It hasn't even been a full week and already how I think about film and myself as a filmmaker has changed.
Before arriving in San Francisco, Cameo and Connie Jo gave my fellow interns and me a list of required reading. One of the books, Judith Weston's Directing Actors, has completely changed my approach to how I want to work with actors. This book essentially told me every method I had previously used for directing actors was wrong. My mind was blown even for small tips like; don't watch your actor's performance through the camera monitor; you won't be able to tell if their acting is genuine until you're watching it in the editing room. In all my films, I've only ever watched my actors perform through the camera monitor. Huge mistake.
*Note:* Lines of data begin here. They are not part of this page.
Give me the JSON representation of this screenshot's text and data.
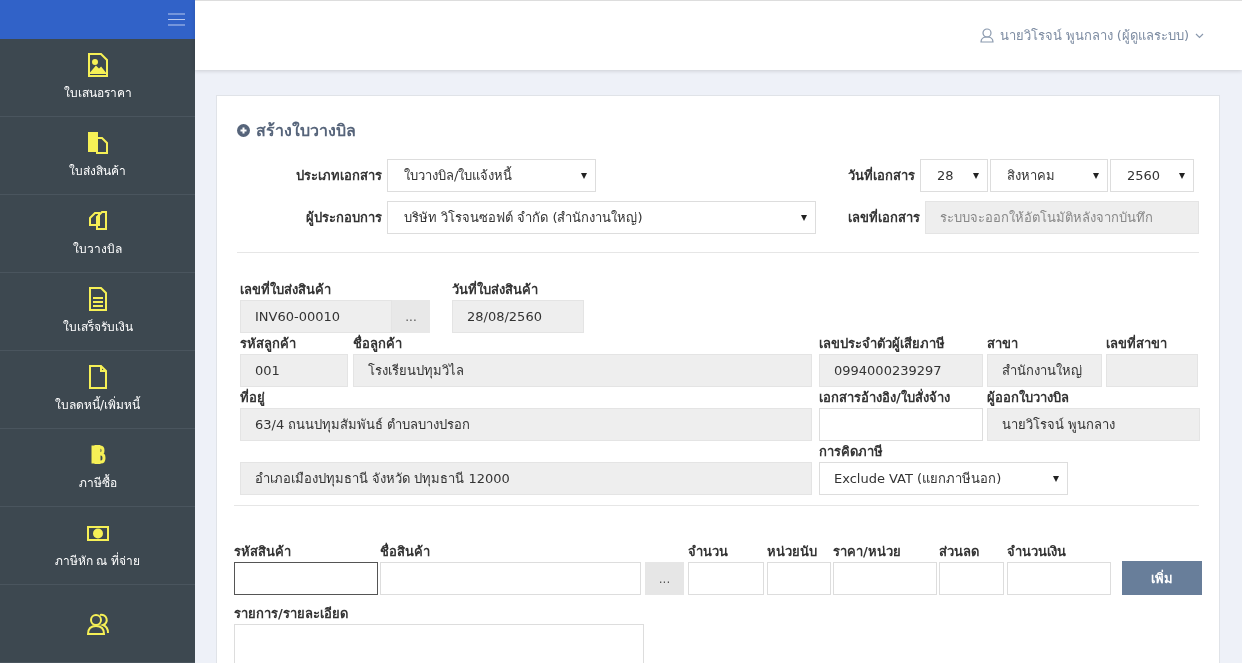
{
  "header": {
    "user": "นายวิโรจน์ พูนกลาง (ผู้ดูแลระบบ)"
  },
  "sidebar": {
    "items": [
      {
        "label": "ใบเสนอราคา",
        "kind": "picture"
      },
      {
        "label": "ใบส่งสินค้า",
        "kind": "copy"
      },
      {
        "label": "ใบวางบิล",
        "kind": "copies"
      },
      {
        "label": "ใบเสร็จรับเงิน",
        "kind": "text"
      },
      {
        "label": "ใบลดหนี้/เพิ่มหนี้",
        "kind": "blank"
      },
      {
        "label": "ภาษีซื้อ",
        "kind": "bitcoin"
      },
      {
        "label": "ภาษีหัก ณ ที่จ่าย",
        "kind": "money"
      },
      {
        "kind": "users"
      }
    ]
  },
  "form": {
    "title": "สร้างใบวางบิล",
    "document_type": {
      "label": "ประเภทเอกสาร",
      "value": "ใบวางบิล/ใบแจ้งหนี้"
    },
    "operator": {
      "label": "ผู้ประกอบการ",
      "value": "บริษัท วิโรจนซอฟต์ จำกัด (สำนักงานใหญ่)"
    },
    "document_date": {
      "label": "วันที่เอกสาร",
      "day": "28",
      "month": "สิงหาคม",
      "year": "2560"
    },
    "document_number": {
      "label": "เลขที่เอกสาร",
      "placeholder": "ระบบจะออกให้อัตโนมัติหลังจากบันทึก"
    },
    "invoice_number": {
      "label": "เลขที่ใบส่งสินค้า",
      "value": "INV60-00010",
      "button": "..."
    },
    "invoice_date": {
      "label": "วันที่ใบส่งสินค้า",
      "value": "28/08/2560"
    },
    "customer_code": {
      "label": "รหัสลูกค้า",
      "value": "001"
    },
    "customer_name": {
      "label": "ชื่อลูกค้า",
      "value": "โรงเรียนปทุมวิไล"
    },
    "tax_id": {
      "label": "เลขประจำตัวผู้เสียภาษี",
      "value": "0994000239297"
    },
    "branch": {
      "label": "สาขา",
      "value": "สำนักงานใหญ่"
    },
    "branch_number": {
      "label": "เลขที่สาขา"
    },
    "address": {
      "label": "ที่อยู่",
      "value": "63/4 ถนนปทุมสัมพันธ์ ตำบลบางปรอก"
    },
    "reference": {
      "label": "เอกสารอ้างอิง/ใบสั่งจ้าง"
    },
    "issuer": {
      "label": "ผู้ออกใบวางบิล",
      "value": "นายวิโรจน์ พูนกลาง"
    },
    "address_line_2": {
      "value": "อำเภอเมืองปทุมธานี จังหวัด ปทุมธานี 12000"
    },
    "tax_calculation": {
      "label": "การคิดภาษี",
      "value": "Exclude VAT (แยกภาษีนอก)"
    }
  },
  "line_item": {
    "product_code": {
      "label": "รหัสสินค้า"
    },
    "product_name": {
      "label": "ชื่อสินค้า"
    },
    "lookup_button": "...",
    "quantity": {
      "label": "จำนวน"
    },
    "unit": {
      "label": "หน่วยนับ"
    },
    "unit_price": {
      "label": "ราคา/หน่วย"
    },
    "discount": {
      "label": "ส่วนลด"
    },
    "amount": {
      "label": "จำนวนเงิน"
    },
    "add_button": "เพิ่ม",
    "details": {
      "label": "รายการ/รายละเอียด"
    }
  }
}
I'm eager to shoot my film and work with actors during week four, so I can apply the new knowledge Directing Actors gave me. But none of that can happen until I finish my script, and fully flesh it out.
Writing my script while watching Mira Nair's MasterClass has equally changed my perspective on the writing process. In the past I've often written scripts with the eyes of a director, having camera shots in mind for every line I wrote. Mira Nair says writing and directing are two different hats you wear. As I write my script, I try to keep my directors brain out of it. Once I've finished the writing and editing period, I will put on my directing cap and read the script as if I'm hearing it for the first time. I want my director's brain to look at the dialogue and see a different story than my writing brain had intended. I've realized that a big part of being a director is that you can make a good story in spite of the script. Understanding this makes it easier to write a screenplay because it isn't the final version of the story. My experience at Baycats this past Saturday with my fellow interns, made me realize that the story won't stop changing until I export it from Premiere.
For backstory, Cameo and Connie Jo took us to Baycats for a workshop on filming with your iPhone. During this workshop, we got a chance to play with iPhone equipment like gimbals and different lenses that made our films look professional. I was reminded that you don't need fancy camera equipment to make a film because IPhones are magical.
Our day ended with us taking the footage from the short movie we made and editing it how we wanted. This part was probably the most fascinating because from the limited footage we had shot, it seemed everyone had created an entirely different film. We had all shot the same thing, but most of the final edits weren't even in a similar genre because of the various uses of color grading, music, and cuts.
As I finalize my script, I keep in mind it will continue to change. I'm someone who has a difficult time settling on an idea, so it's nice to know that if the last minute I want to change the mood of my story, I can make that happen in Premiere.
Here's an unedited video clip from the work we did at Baycat. I got to act!